_BRIEF_
Whenever a line of the data below holds the string "gradle", copy that line.

_Component data from apps and pages_

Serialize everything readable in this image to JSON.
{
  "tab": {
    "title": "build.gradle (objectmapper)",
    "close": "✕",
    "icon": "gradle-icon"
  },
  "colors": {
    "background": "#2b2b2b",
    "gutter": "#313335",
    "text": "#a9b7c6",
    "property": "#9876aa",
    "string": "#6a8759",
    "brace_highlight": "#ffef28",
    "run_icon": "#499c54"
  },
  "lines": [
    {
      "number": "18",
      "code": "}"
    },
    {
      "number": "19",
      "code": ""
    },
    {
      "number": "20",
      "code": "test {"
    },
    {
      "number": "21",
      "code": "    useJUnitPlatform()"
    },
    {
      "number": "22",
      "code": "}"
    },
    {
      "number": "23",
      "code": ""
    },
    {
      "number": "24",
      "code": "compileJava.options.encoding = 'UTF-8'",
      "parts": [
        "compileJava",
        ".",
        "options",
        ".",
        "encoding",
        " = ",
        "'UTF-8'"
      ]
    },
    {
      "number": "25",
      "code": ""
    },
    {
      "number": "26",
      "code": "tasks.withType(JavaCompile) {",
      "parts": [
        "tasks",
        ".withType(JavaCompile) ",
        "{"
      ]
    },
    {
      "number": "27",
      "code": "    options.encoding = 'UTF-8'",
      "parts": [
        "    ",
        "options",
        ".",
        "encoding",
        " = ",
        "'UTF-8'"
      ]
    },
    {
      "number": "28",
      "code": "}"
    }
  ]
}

_SOLUTION TO THIS PROBLEM_
    "title": "build.gradle (objectmapper)",
    "icon": "gradle-icon"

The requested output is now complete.